Decide if Repairs are Worth it
When you decide to sell your home, you need to ask yourself if certain repairs that need to be done around the house, that you just haven’t gotten to, are worth doing or having someone come in and do them.
Some buyers would pay more for a house that they can just move into and not have to do any repairs, while others would rather pay a little less and do some fixing.
It partly depends on if you want to sell fast or want the most you can get for it.
Here are some of the things for you to take into consideration when deciding if you should make those repairs.
Is it one of the first things potential buyers will see? First impressions are key, and that is never more true than in the real estate business! If you have a repair you are unsure about tackling, use this as a litmus test: Is it something the buyer will see as he or she approaches your house and walks through the front door? If so, fix it.
Does the faulty item give the impression the property has not been well cared for? Leaky faucets, cracked tiles, an overgrown lawn, broken appliances or anything else that doesn’t work as it should can immediately turn off buyers. At an open house, people often zip through quite quickly, and if they notice one or two things that send up red flags, they may not give your home another chance.
Can you find a less expensive fix? Let’s say you scoped out the comparable homes on the market in your neighborhood, and they all have updated kitchens, but yours hasn’t been touched since the ’80s. Rather than spend big on a full kitchen remodel, why not give your kitchen a less costly refresh? For instance, you could paint the cabinets, swap out cabinet hardware, change the light fixtures and upgrade the appliances to something current and functional but not top-of-the-line. You will put some money into it but not nearly as much as with a full remodel — well worth it if it gets your home in the running in a competitive market.

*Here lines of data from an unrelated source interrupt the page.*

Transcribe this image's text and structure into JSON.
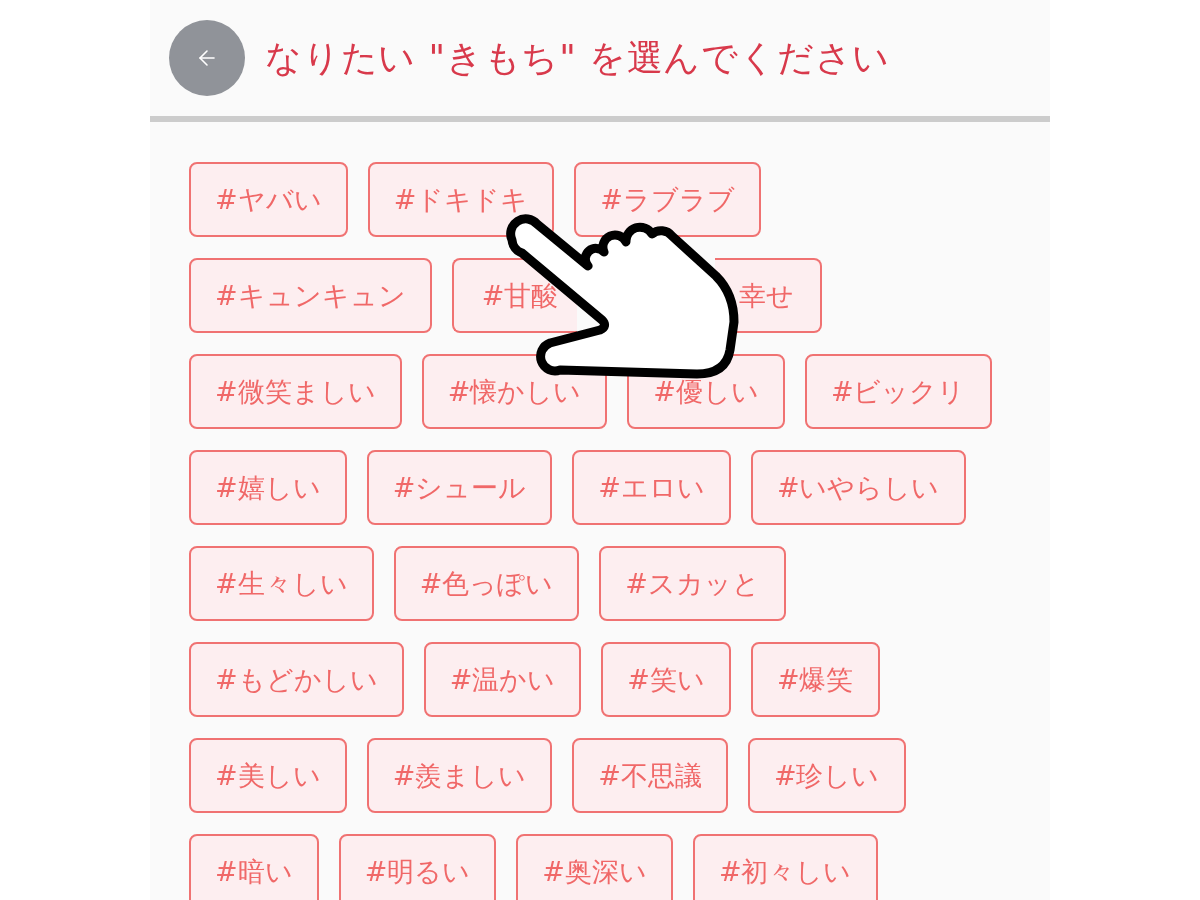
{
  "header": {
    "title": "なりたい \"きもち\" を選んでください"
  },
  "tag_rows": [
    {
      "tags": [
        {
          "label": "#ヤバい",
          "kind": "full"
        },
        {
          "label": "#ドキドキ",
          "kind": "full"
        },
        {
          "label": "#ラブラブ",
          "kind": "full"
        }
      ]
    },
    {
      "tags": [
        {
          "label": "#キュンキュン",
          "kind": "full"
        },
        {
          "label": "#甘酸",
          "kind": "clipped_end"
        },
        {
          "label": "幸せ",
          "kind": "clipped_start"
        }
      ]
    },
    {
      "tags": [
        {
          "label": "#微笑ましい",
          "kind": "full"
        },
        {
          "label": "#懐かしい",
          "kind": "full"
        },
        {
          "label": "#優しい",
          "kind": "full"
        },
        {
          "label": "#ビックリ",
          "kind": "full"
        }
      ]
    },
    {
      "tags": [
        {
          "label": "#嬉しい",
          "kind": "full"
        },
        {
          "label": "#シュール",
          "kind": "full"
        },
        {
          "label": "#エロい",
          "kind": "full"
        },
        {
          "label": "#いやらしい",
          "kind": "full"
        }
      ]
    },
    {
      "tags": [
        {
          "label": "#生々しい",
          "kind": "full"
        },
        {
          "label": "#色っぽい",
          "kind": "full"
        },
        {
          "label": "#スカッと",
          "kind": "full"
        }
      ]
    },
    {
      "tags": [
        {
          "label": "#もどかしい",
          "kind": "full"
        },
        {
          "label": "#温かい",
          "kind": "full"
        },
        {
          "label": "#笑い",
          "kind": "full"
        },
        {
          "label": "#爆笑",
          "kind": "full"
        }
      ]
    },
    {
      "tags": [
        {
          "label": "#美しい",
          "kind": "full"
        },
        {
          "label": "#羨ましい",
          "kind": "full"
        },
        {
          "label": "#不思議",
          "kind": "full"
        },
        {
          "label": "#珍しい",
          "kind": "full"
        }
      ]
    },
    {
      "tags": [
        {
          "label": "#暗い",
          "kind": "full"
        },
        {
          "label": "#明るい",
          "kind": "full"
        },
        {
          "label": "#奥深い",
          "kind": "full"
        },
        {
          "label": "#初々しい",
          "kind": "full"
        }
      ]
    }
  ]
}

How much will you realistically need to lower the price if you don’t fix it? If you have a lot of costly repairs to tackle to get your home ready to sell, you may be considering selling it as is. But keep in mind that buyers looking for a fixer-upper will also be looking to discount the selling price for the repairs plus the hassle. In other words, you won’t be able to simply estimate how much the repairs will cost and deduct that from the selling price; you’ll need to deduct even more to make it worth the buyer’s time and effort. Discuss this with your Realtor and look into other fixer-uppers for sale in your area to come up with an appropriate selling price.